 Note that Aristotle’s wording here suggests that post hoc ergo propter hoc is a specific fallacy within the larger category of non causa pro causa (taking a non-cause for a cause). We might include under the latter heading not only unjustified assumptions of causality, but also mistaken causal identities – by which I mean, for instances, taking a partial cause for a complete (sufficient) cause or taking a contingent cause for a necessary (sine qua non, lit. ‘without which not’) cause.
 Clearly, if a predictor is a genuine prophet, then his predictions should “come to pass;” but if his predictions “come to pass” it does not logically imply that the predictor is a genuine prophet. A scientist may repeatedly make correct predictions without thereby being considered prophetic, for he remains naturally capable of human error like anyone else. An alleged prophet, on the other hand, has to be invariably right to be accepted as genuine.
 The statement “like causes have like effects” is sometimes referred to as the law of causation. I call this a mere notion, because it is too vague: it does not clarify how much alike “like” means. Furthermore, it refers to things as causes or effects without having first proven them to be causes or effects. The statement is nevertheless useful as a practical guide.
 For a more detailed study of this topic see my book Volition and Allied Causal Concepts.
 Lev. 19:14 – “You shall not curse the deaf nor place a stumbling block before the blind.” – is a broader warning not to take malevolent advantage of people’s weaknesses. The reference to the blind in both passages (and to the deaf in the one from Lev.) is obviously metaphorical – and has indeed been so taken by Jewish commentators. “Plac[ing] a stumbling block before the blind,” being more calculating and active, seems generally a bit more criminal than “Mak[ing] the blind to go astray in the way,” although of course in some cases losing one’s way might be more harmful than being tripped over.

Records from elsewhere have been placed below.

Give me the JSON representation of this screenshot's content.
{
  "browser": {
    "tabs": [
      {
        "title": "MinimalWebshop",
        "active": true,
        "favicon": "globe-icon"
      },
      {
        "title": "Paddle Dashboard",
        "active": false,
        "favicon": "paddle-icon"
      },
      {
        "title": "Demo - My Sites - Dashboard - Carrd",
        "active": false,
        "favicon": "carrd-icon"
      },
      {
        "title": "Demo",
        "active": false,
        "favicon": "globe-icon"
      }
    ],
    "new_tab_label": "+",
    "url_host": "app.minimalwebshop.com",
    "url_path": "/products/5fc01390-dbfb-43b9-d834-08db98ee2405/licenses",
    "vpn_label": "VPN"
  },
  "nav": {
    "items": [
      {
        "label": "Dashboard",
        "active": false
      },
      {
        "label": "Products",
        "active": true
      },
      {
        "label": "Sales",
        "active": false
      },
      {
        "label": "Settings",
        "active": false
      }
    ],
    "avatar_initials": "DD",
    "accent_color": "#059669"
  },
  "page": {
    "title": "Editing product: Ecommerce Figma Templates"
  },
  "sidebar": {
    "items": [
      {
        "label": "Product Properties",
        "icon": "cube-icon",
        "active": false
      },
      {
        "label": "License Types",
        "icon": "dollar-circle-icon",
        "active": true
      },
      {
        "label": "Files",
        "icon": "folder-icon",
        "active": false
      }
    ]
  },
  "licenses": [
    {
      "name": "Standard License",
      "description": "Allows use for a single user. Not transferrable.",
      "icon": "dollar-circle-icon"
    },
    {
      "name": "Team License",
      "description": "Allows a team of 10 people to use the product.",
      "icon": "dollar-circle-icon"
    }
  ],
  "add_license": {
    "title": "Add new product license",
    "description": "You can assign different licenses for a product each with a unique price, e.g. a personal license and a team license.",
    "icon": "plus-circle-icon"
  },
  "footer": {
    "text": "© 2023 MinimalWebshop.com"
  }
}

 Note that some passages cited are only intended as representative, without attempting to find and list all similar instances.